Maybe you've already heard: The Maldives is sinking. So what do you do when your tourist-dependent country is slowly disappearing into the sea? If you're the Maldivian government, you create a series of floating islands that include a hotel and convention center, private villas, yacht club and 18-hole golf course.
The Maldives is the epitome of paradise with its bone-white sand, towering palms and crystal-clear waters, but the low-lying chain of 1,190 islands in the Indian Ocean will not be around forever. Sitting at an average of just five feet above sea level (with 80 percent of the Maldives less than three feet above the encroaching waves), many scientists predict that rising water levels could submerge the chain by the turn of the century.
A concerned President Mohamed Nasheed conducted the world's first underwater cabinet meeting to highlight the issue ahead of a 2009 U.N. climate change conference in Copenhagen. He warned world leaders that if something is not done to reduce greenhouse gasses that are warming the planet, the Maldives will soon disappear.
Now the new government has followed suit, taking the next step to combat the problem by laying out radical plans to replace the sinking islands of the lowest country in the world with a network of man-made floating ones.

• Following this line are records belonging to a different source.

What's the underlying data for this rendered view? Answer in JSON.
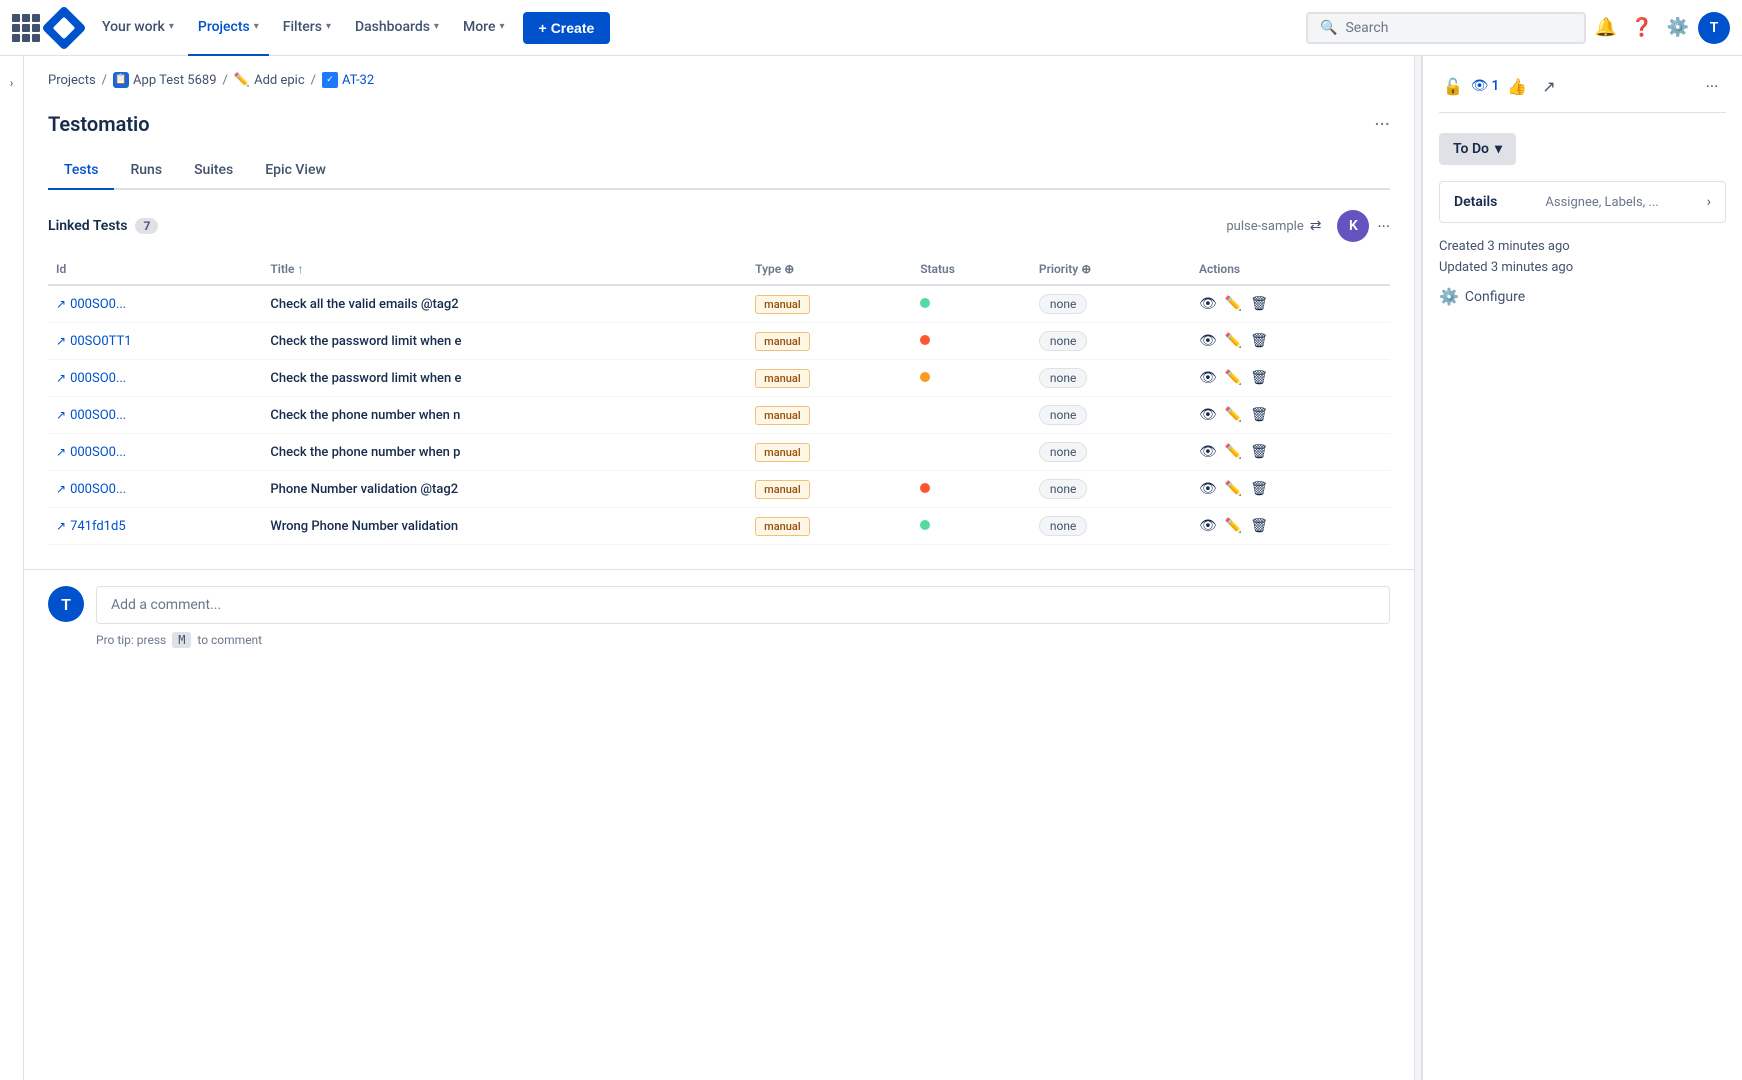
{
  "topnav": {
    "your_work_label": "Your work",
    "projects_label": "Projects",
    "filters_label": "Filters",
    "dashboards_label": "Dashboards",
    "more_label": "More",
    "create_label": "+",
    "search_placeholder": "Search",
    "user_initial": "T"
  },
  "breadcrumb": {
    "projects": "Projects",
    "project_name": "App Test 5689",
    "add_epic": "Add epic",
    "ticket_id": "AT-32"
  },
  "section": {
    "title": "Testomatio",
    "tabs": [
      "Tests",
      "Runs",
      "Suites",
      "Epic View"
    ],
    "active_tab": "Tests"
  },
  "linked_tests": {
    "title": "Linked Tests",
    "count": 7,
    "pulse_sample": "pulse-sample",
    "avatar_initial": "K"
  },
  "table": {
    "headers": [
      "Id",
      "Title",
      "Type",
      "Status",
      "Priority",
      "Actions"
    ],
    "rows": [
      {
        "id": "000SO0...",
        "title": "Check all the valid emails @tag2",
        "type": "manual",
        "status": "green",
        "priority": "none"
      },
      {
        "id": "00SO0TT1",
        "title": "Check the password limit when e",
        "type": "manual",
        "status": "red",
        "priority": "none"
      },
      {
        "id": "000SO0...",
        "title": "Check the password limit when e",
        "type": "manual",
        "status": "orange",
        "priority": "none"
      },
      {
        "id": "000SO0...",
        "title": "Check the phone number when n",
        "type": "manual",
        "status": "empty",
        "priority": "none"
      },
      {
        "id": "000SO0...",
        "title": "Check the phone number when p",
        "type": "manual",
        "status": "empty",
        "priority": "none"
      },
      {
        "id": "000SO0...",
        "title": "Phone Number validation @tag2",
        "type": "manual",
        "status": "red",
        "priority": "none"
      },
      {
        "id": "741fd1d5",
        "title": "Wrong Phone Number validation",
        "type": "manual",
        "status": "green",
        "priority": "none"
      }
    ]
  },
  "comment": {
    "placeholder": "Add a comment...",
    "user_initial": "T",
    "pro_tip": "Pro tip: press",
    "key": "M",
    "pro_tip_suffix": "to comment"
  },
  "right_panel": {
    "status_label": "To Do",
    "details_label": "Details",
    "details_sublabel": "Assignee, Labels, ...",
    "created_label": "Created 3 minutes ago",
    "updated_label": "Updated 3 minutes ago",
    "configure_label": "Configure"
  }
}
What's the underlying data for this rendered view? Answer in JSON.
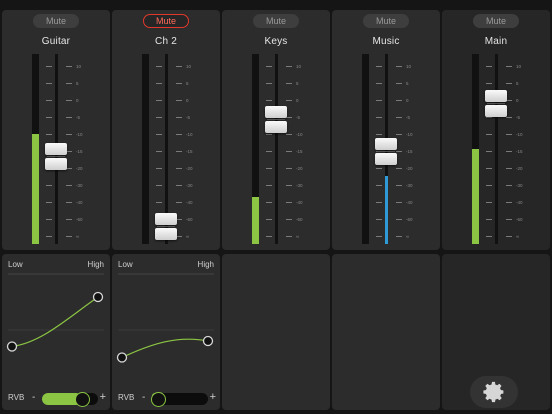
{
  "channels": [
    {
      "name": "Guitar",
      "mute": "Mute",
      "mute_active": false,
      "meter_level": 0.58,
      "fader_pos": 0.45,
      "scale": [
        "10",
        "5",
        "0",
        "-5",
        "-10",
        "-15",
        "-20",
        "-30",
        "-40",
        "-60",
        "∞"
      ]
    },
    {
      "name": "Ch 2",
      "mute": "Mute",
      "mute_active": true,
      "meter_level": 0,
      "fader_pos": 0.02,
      "scale": [
        "10",
        "5",
        "0",
        "-5",
        "-10",
        "-15",
        "-20",
        "-30",
        "-40",
        "-60",
        "∞"
      ]
    },
    {
      "name": "Keys",
      "mute": "Mute",
      "mute_active": false,
      "meter_level": 0.25,
      "fader_pos": 0.68,
      "scale": [
        "10",
        "5",
        "0",
        "-5",
        "-10",
        "-15",
        "-20",
        "-30",
        "-40",
        "-60",
        "∞"
      ]
    },
    {
      "name": "Music",
      "mute": "Mute",
      "mute_active": false,
      "meter_level": 0,
      "fader_pos": 0.48,
      "scale": [
        "10",
        "5",
        "0",
        "-5",
        "-10",
        "-15",
        "-20",
        "-30",
        "-40",
        "-60",
        "∞"
      ],
      "level_bar": 0.36
    },
    {
      "name": "Main",
      "mute": "Mute",
      "mute_active": false,
      "meter_level": 0.5,
      "fader_pos": 0.78,
      "scale": [
        "10",
        "5",
        "0",
        "-5",
        "-10",
        "-15",
        "-20",
        "-30",
        "-40",
        "-60",
        "∞"
      ]
    }
  ],
  "eq": [
    {
      "low": "Low",
      "high": "High",
      "low_gain": -0.15,
      "high_gain": 0.3,
      "rvb_label": "RVB",
      "rvb_minus": "-",
      "rvb_plus": "+",
      "rvb_level": 0.72
    },
    {
      "low": "Low",
      "high": "High",
      "low_gain": -0.25,
      "high_gain": -0.1,
      "rvb_label": "RVB",
      "rvb_minus": "-",
      "rvb_plus": "+",
      "rvb_level": 0.1
    }
  ],
  "settings_icon": "gear-icon",
  "colors": {
    "meter": "#8bc543",
    "mute_active": "#e0392b",
    "level_blue": "#2e9ad6"
  }
}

Maldives officials see the manufactured islands as the best alternative in the face of options that include relocating population centers or building defense walls, as they have around the capital of Male.